Texas Lawmaker Wants To Crack Down On Those Who Lie On Gun Forms

It’s not difficult to buy a gun if you want one, but there are steps you have to take like filling out a 4473 form. The key, though, is not being a prohibited person. In other words, you can’t be a felon or anyone else who is prohibited from owning firearms in this great land.

Federal law says that even attempting to buy a gun when you’re prohibited is a felony, but one long-standing problem is that when someone tries to purchase a firearm despite that status, there’s often nothing done.

Now, a Texas lawmaker wants to change that.

In a statement, the Texas attorney general’s office said this is a crime that is prosecuted at the federal level.

But State Rep. Gina Hinojosa, D-Austin, is working to change that.

Hinojosa filed a bill in the last legislative session and has filed a similar bill in the coming session that will give local district attorneys the authority to prosecute those who lie on the 4473.

“What this bill says is that it would be a state violation of law, a misdemeanor, to lie on a background check to try to get a gun — hence ‘lie to try,’ ” she said.

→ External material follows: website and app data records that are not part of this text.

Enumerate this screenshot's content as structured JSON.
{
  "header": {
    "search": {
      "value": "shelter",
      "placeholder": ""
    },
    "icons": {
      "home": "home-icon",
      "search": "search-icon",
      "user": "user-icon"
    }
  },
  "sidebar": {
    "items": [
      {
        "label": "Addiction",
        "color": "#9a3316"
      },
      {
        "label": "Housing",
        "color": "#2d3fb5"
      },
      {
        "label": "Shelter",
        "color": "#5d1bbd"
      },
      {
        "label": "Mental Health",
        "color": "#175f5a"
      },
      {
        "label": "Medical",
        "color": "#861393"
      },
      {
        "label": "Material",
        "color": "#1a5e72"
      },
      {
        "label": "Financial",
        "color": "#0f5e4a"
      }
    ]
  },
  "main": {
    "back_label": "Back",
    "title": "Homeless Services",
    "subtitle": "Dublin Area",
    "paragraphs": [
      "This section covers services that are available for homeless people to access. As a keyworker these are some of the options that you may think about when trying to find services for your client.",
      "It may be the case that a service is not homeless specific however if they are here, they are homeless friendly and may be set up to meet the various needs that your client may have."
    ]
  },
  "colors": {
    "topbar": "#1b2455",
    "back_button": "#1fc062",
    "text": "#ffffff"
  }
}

Hinojosa said gun rights advocates opposed her last bill, saying it was unnecessary because violations are handled at the federal level.

But based on the findings of the GAO’s report, a .09 percent prosecution rate does suggest closing the “lie and try” loophole needs some help in Texas, she said.

“This is about keeping guns out of the hands of people we have already established should not have guns,” Hinojosa said.

Now, I’m a gun rights advocate, but I will say that any argument that claims these cases are taken up at the federal level is seriously off-base. They’re not. We know that as plain as day.

Those who try to purchase guns illegally through a lawful FFL holder are sent away, sure, but they’re not prosecuted. Instead, they get a glimpse into the system (which they shouldn’t need, but most criminals aren’t all that bright) which allows them to figure out ways to circumvent it for next time.

Assuming, of course, they can’t find a straw buyer.

Now, should this law go through? I don’t know. Realistically, I don’t trust a Democrat to craft a law like this and not overstep those thinly described boundaries. I could easily see this particular law being used to punish gun stores or others for the illegal acts of a few, and, as such, I’ll want to see the actual bill.

In the meantime, though, let’s not pretend the matter is being handled. It’s not.

If there’s going to be a discussion, let’s have it about whether this needs to be dealt with at all and, if so, why the federal government isn’t doing something about it as it stands. Let’s have that debate this time around. You know, just to shake things up.

In the meantime, let’s also keep an eye out to see if Hinojosa is trying to backdoor in some gun control in the Lone Star State.